Wednesday, August 10, 2016

Heat Pump Clothes Dryers

Our 1970s era clothes dryer is a bit more noisy than it should be. It is pretty easy and usually low cost to repair. My area appliance store has a number of these machines in service yet, but, I've been researching  heat pump dry clothes dryers back before they were available in the U.S. Now, they're here and it might be time to upgrade.  It was harder to justify buying a new dryer when the replacement would consume just as much electricity as the old unit and repairing our current one was more cost effective than purchasing a replacement. 

My rural electric coop doesn't have much info about heat pump dryers, but about 3 years ago, I found a link from their national association that wasn't very kind to the new tech. The title -
"On the Way: A $2,000 Clothes Dryer"  was kind of the first clue they would rather you stayed with the  higher KWH consuming dryer, though in the article, a price point of $1000 to $2000 was mentioned. Looks like the title price was off a bit. 
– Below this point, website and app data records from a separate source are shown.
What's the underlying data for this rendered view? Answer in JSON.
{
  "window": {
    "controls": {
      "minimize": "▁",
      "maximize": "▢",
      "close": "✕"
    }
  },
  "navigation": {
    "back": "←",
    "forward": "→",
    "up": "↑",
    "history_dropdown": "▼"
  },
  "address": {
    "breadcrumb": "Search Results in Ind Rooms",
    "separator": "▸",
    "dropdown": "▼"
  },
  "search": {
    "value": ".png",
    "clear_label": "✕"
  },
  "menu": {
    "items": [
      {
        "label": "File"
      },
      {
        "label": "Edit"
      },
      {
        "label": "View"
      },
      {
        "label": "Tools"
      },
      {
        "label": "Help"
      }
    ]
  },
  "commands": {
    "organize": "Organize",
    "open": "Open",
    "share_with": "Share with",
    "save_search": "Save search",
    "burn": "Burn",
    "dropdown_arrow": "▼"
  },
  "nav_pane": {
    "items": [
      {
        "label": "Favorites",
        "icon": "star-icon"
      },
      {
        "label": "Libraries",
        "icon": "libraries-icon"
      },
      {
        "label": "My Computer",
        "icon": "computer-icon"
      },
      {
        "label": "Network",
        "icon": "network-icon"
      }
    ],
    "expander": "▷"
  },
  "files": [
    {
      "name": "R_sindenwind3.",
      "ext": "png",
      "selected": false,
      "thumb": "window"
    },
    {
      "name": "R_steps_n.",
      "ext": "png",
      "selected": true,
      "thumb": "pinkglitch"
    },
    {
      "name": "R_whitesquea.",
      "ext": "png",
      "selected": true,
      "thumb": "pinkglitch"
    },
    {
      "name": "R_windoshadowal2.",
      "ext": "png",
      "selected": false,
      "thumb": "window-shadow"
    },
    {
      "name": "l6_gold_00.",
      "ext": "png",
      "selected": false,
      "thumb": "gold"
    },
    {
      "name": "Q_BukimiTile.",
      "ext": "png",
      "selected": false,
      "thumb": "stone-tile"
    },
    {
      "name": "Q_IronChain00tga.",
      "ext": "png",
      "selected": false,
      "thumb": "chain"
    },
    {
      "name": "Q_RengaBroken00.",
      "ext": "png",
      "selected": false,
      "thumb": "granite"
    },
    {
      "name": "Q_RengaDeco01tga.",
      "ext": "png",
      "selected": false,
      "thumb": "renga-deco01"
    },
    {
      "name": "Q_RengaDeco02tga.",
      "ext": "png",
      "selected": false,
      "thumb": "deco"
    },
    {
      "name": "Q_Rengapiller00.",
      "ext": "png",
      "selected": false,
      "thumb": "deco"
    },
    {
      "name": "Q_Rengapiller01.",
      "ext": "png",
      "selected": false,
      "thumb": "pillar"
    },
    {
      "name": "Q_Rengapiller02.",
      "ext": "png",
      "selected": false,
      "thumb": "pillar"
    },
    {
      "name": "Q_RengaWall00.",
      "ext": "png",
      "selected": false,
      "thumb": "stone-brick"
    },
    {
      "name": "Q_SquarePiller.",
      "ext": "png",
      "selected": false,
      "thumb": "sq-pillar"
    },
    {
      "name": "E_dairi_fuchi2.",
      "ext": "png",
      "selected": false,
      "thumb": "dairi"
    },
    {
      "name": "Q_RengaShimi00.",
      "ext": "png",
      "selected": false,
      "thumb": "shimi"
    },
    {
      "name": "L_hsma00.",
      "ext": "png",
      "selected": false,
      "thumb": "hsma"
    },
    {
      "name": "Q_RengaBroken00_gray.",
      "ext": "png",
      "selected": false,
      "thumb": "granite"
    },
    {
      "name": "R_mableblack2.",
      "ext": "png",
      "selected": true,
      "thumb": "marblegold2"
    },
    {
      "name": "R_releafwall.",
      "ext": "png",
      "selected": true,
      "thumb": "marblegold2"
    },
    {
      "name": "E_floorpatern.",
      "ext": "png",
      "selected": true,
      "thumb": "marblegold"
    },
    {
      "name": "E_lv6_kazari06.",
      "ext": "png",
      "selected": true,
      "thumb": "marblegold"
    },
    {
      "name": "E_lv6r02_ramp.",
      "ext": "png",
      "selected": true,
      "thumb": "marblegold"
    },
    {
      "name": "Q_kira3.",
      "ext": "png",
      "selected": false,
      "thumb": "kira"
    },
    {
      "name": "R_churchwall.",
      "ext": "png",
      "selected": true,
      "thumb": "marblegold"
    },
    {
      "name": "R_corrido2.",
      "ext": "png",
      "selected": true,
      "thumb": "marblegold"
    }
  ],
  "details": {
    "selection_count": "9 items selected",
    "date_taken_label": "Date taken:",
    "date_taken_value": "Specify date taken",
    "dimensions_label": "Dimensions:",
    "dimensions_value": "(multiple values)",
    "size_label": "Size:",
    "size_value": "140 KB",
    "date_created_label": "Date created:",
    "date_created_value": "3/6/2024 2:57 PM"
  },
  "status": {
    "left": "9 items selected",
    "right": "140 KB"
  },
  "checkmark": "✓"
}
After listing many good features, lower energy costs, no outside venting, so lower fire risk,and  lower environmental impacts, the REC  program manager then noted “If you have a large family, no way in the world can you get a device that takes twice as long to dry your clothes.”. He concluded by suggesting that members who wanted to save money should hang their clothes outside to dry. Given this curmudgeon like advice, It was refreshing to see the new found love for energy star dryers (including heat pumps) from the RECs in my latest coop newsletter


Who knows, maybe the REC's can also change the "get off my lawn!" attitude they display towards members who want to generate their own electricity, because a lot of them will want to do just that!   

 As for dryers, since we haven't purchased one yet, here's a gentleman who has been living with a heat pump dryer for a while, and he's put much more info together than any of the utility programs I've been able to find

About the only items I would add. to his excellent blog post, is that retail electric rates will probably continue to rise over the life of this appliance. Also, many consumers will be replacing dryers with much less drying capacity than the new dryer, resulting in many less dryer loads annually . Given these items, consumers might see slightly improved economics than listed .   


No comments:

Post a Comment